((
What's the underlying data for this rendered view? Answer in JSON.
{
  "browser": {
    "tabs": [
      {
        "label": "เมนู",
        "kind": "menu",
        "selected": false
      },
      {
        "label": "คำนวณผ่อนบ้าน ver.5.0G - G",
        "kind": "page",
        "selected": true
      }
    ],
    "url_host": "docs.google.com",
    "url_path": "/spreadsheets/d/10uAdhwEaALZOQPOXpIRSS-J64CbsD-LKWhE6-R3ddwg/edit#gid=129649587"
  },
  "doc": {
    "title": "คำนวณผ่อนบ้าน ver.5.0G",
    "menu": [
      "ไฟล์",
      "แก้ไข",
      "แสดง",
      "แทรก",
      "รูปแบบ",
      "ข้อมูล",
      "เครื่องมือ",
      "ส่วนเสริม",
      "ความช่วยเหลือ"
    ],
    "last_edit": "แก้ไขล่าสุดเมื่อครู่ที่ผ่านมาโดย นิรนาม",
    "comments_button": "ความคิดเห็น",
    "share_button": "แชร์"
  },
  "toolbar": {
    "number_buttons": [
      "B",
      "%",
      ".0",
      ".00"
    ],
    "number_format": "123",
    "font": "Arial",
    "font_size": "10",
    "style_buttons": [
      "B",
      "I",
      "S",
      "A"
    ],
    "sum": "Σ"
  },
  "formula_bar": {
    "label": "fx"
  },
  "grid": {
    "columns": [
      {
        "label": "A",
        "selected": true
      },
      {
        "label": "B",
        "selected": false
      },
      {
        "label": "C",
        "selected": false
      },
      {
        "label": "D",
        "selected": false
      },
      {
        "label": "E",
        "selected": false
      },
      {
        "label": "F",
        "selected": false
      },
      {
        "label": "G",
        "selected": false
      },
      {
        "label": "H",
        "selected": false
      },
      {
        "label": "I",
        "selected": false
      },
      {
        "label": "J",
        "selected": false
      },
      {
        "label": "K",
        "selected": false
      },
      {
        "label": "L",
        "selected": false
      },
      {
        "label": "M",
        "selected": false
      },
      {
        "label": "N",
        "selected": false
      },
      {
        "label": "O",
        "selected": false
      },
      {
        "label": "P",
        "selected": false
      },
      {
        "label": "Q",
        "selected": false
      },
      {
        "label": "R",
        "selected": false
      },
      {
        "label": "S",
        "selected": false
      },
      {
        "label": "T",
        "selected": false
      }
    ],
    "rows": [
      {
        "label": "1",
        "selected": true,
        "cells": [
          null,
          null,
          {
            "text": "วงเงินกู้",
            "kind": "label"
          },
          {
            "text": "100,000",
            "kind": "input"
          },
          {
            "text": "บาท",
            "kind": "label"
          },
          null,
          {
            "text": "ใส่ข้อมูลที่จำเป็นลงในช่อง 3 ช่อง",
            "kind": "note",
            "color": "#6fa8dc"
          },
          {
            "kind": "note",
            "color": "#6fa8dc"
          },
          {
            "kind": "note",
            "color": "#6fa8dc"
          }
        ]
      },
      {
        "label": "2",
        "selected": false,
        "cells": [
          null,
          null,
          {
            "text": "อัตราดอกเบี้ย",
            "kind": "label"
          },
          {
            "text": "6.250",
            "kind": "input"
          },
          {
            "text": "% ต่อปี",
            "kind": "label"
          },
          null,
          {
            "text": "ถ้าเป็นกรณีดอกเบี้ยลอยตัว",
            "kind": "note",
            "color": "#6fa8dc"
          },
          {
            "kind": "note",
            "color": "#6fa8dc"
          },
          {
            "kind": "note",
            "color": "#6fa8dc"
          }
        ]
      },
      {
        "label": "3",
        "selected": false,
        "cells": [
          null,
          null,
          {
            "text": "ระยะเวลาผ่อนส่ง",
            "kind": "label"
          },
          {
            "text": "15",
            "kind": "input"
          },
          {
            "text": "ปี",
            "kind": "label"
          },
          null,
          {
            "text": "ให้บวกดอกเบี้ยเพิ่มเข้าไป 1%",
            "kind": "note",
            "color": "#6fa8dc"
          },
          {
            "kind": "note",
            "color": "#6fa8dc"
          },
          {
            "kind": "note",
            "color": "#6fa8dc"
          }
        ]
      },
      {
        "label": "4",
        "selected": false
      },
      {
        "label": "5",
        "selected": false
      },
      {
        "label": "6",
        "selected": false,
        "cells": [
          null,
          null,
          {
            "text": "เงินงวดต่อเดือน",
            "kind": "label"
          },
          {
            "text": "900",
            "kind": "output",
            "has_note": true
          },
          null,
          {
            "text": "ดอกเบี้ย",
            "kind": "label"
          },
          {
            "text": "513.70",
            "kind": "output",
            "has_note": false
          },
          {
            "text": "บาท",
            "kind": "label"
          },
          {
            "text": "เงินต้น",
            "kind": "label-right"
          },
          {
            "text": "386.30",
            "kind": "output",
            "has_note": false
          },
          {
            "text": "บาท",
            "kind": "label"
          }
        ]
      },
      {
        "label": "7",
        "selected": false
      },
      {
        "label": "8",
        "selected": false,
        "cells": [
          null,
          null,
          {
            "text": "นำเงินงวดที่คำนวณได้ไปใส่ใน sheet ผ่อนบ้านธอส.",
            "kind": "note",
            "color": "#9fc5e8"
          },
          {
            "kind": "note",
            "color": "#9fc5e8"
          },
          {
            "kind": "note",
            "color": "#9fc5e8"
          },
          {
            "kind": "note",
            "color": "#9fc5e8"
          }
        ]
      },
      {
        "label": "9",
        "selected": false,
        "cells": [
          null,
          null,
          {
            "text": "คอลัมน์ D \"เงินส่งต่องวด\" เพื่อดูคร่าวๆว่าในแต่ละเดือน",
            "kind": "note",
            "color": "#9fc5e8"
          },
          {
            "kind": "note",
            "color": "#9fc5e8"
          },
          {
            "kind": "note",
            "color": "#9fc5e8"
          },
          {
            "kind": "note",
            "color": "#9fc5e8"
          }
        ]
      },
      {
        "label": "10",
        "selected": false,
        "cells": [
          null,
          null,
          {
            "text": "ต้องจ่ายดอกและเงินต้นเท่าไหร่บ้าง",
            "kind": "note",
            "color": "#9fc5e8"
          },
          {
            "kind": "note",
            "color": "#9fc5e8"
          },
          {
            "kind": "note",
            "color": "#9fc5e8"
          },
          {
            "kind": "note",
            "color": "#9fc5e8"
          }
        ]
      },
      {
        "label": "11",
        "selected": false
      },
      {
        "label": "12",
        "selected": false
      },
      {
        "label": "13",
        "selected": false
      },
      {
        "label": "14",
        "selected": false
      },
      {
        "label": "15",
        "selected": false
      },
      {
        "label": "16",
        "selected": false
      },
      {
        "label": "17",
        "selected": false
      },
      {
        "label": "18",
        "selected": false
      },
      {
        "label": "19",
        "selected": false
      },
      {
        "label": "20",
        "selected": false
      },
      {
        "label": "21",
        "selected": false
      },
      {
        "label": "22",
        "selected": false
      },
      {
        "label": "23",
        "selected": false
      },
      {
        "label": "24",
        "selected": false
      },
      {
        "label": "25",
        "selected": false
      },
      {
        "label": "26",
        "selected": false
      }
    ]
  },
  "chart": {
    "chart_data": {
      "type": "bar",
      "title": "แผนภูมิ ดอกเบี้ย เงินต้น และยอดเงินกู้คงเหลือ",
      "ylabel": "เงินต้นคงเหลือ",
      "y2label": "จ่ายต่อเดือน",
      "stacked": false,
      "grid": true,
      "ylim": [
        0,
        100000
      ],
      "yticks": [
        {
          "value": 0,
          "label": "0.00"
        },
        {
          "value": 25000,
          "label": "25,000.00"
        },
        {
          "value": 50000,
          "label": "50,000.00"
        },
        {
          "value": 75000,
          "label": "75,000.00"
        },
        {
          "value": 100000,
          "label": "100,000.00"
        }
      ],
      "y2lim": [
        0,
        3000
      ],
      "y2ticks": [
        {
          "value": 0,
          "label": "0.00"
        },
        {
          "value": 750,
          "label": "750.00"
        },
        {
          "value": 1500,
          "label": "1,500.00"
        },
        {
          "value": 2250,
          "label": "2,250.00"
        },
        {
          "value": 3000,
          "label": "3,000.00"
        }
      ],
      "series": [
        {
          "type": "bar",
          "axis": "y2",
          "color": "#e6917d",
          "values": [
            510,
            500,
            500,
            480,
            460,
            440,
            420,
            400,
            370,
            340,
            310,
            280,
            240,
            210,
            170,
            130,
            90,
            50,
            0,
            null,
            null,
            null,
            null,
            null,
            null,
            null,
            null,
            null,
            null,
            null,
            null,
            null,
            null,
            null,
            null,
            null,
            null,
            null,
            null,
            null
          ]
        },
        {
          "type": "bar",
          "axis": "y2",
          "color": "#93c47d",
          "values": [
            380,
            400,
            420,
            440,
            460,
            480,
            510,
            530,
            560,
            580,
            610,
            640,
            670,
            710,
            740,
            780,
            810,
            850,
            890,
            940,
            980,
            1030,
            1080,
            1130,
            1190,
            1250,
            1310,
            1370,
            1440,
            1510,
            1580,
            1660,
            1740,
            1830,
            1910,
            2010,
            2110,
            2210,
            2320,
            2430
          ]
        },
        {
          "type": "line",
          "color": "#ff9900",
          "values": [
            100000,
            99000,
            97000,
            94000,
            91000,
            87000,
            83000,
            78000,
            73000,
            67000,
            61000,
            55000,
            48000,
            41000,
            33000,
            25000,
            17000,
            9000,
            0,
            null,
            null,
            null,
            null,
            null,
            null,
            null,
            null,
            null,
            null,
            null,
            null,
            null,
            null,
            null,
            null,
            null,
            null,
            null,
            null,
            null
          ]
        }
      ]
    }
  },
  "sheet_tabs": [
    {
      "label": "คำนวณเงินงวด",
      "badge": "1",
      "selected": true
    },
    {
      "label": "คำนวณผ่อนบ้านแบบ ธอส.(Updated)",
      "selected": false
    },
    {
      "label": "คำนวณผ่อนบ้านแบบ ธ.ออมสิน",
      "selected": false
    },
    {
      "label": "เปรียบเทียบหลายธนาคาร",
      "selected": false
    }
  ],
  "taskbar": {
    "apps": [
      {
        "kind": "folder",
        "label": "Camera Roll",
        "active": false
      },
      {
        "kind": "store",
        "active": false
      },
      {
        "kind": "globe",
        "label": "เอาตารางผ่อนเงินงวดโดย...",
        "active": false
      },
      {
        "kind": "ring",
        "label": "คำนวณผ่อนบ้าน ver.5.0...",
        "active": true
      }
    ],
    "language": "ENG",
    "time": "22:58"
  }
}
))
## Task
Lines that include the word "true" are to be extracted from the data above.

## Answer box
        "selected": true
        "selected": true
        "selected": true,
            "has_note": true
      "grid": true,
      "selected": true
        "active": true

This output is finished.